*** Dataset excerpts Section Begins ***

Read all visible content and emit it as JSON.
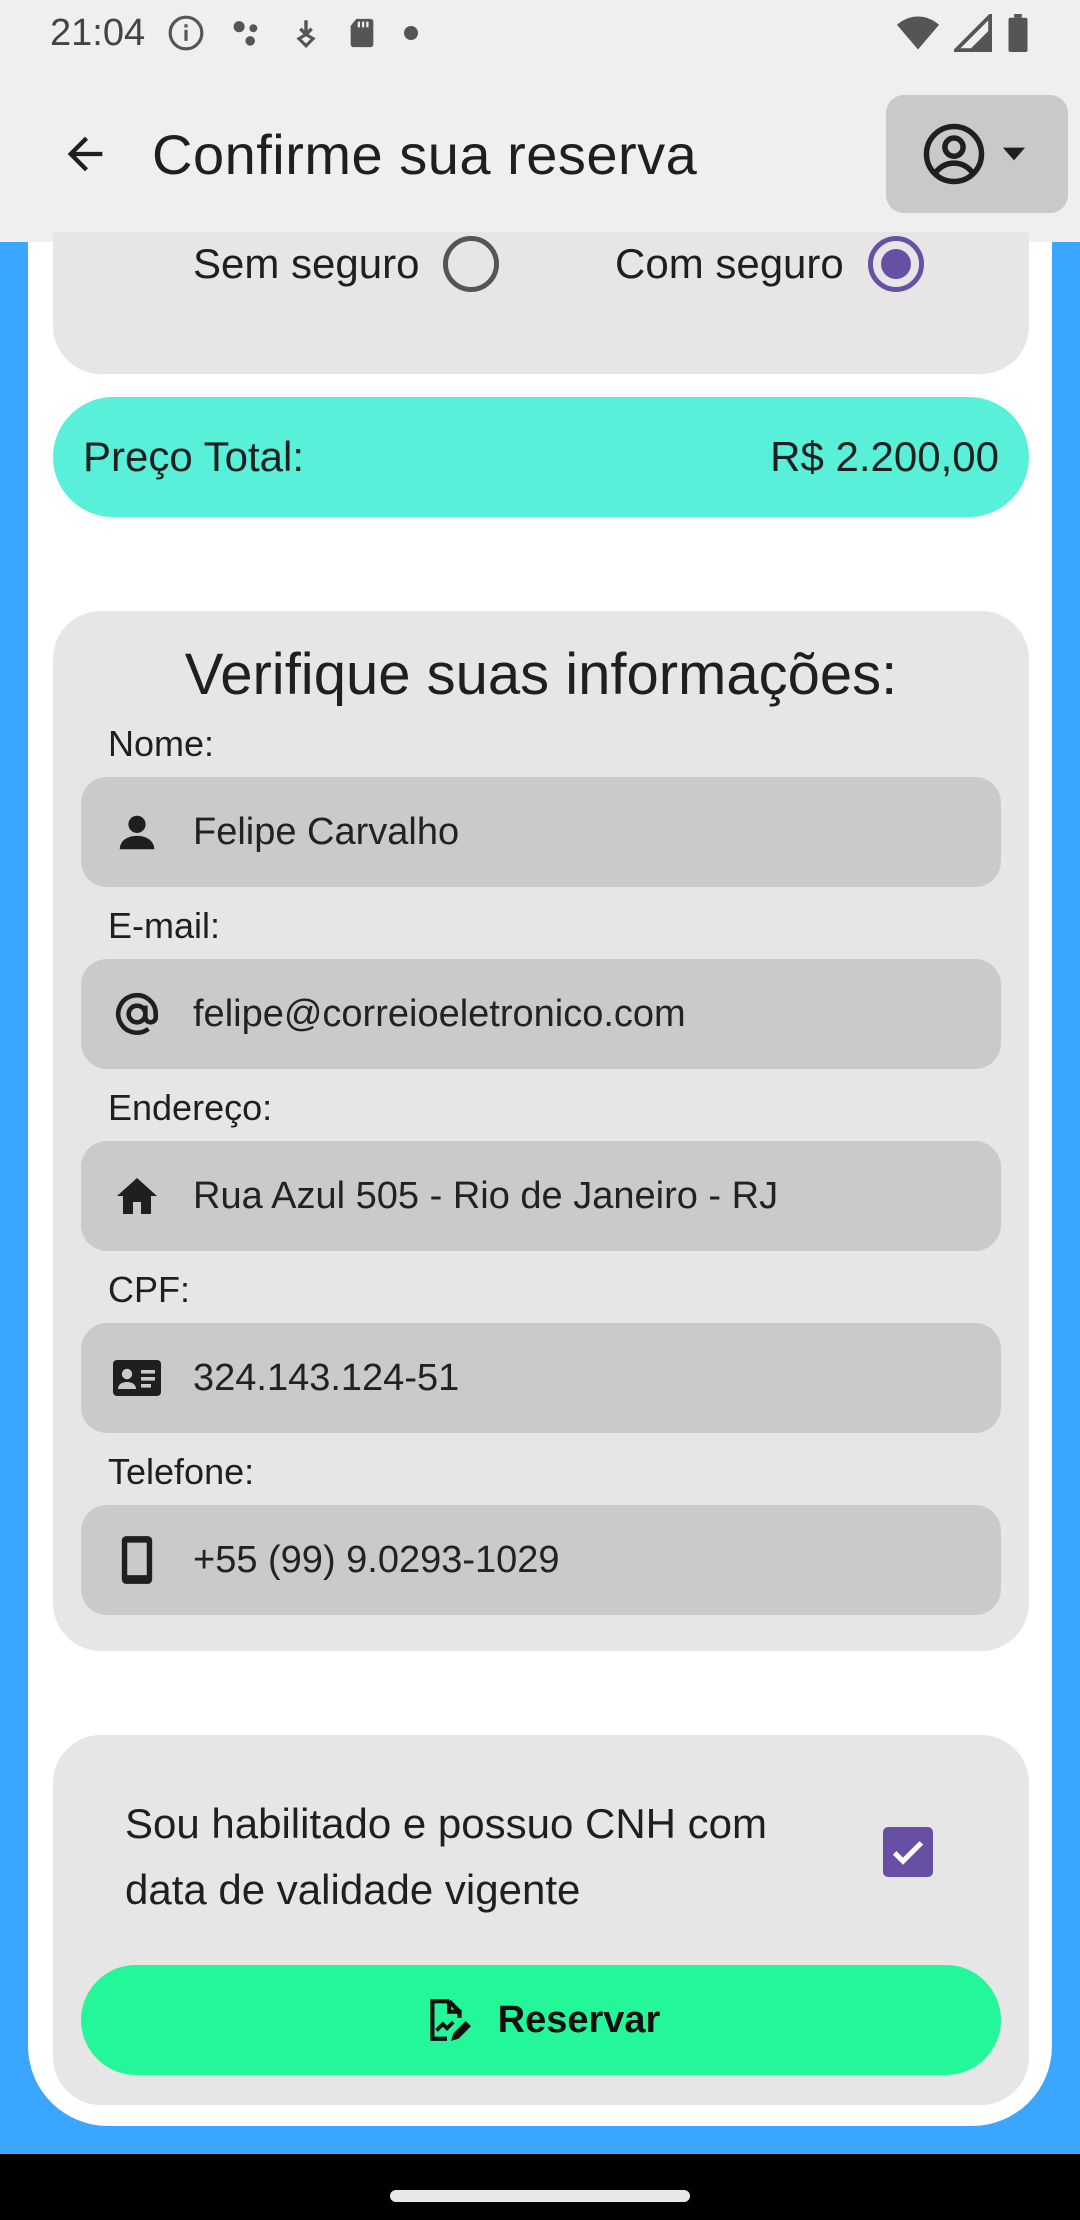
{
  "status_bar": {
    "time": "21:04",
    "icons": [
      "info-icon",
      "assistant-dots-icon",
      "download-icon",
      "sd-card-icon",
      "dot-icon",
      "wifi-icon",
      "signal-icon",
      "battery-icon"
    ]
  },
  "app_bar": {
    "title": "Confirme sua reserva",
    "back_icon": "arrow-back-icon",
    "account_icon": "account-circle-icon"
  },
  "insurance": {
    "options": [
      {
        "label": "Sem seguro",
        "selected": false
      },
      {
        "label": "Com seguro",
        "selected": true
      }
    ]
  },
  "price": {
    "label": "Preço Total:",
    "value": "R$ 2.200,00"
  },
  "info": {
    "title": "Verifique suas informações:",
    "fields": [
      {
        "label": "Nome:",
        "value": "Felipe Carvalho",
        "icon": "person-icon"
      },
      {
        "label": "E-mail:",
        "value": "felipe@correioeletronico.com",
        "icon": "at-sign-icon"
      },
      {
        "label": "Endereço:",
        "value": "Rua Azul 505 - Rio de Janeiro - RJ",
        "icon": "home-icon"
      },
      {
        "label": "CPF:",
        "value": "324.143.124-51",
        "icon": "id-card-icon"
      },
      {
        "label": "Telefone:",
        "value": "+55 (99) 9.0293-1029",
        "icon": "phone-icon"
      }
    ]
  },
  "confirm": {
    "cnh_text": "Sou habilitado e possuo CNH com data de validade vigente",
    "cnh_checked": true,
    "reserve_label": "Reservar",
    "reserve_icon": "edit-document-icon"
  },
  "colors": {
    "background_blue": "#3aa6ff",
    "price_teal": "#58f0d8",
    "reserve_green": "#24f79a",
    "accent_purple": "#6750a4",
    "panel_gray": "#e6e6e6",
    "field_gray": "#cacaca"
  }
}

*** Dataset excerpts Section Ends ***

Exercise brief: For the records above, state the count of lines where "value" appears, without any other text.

Written answer: 6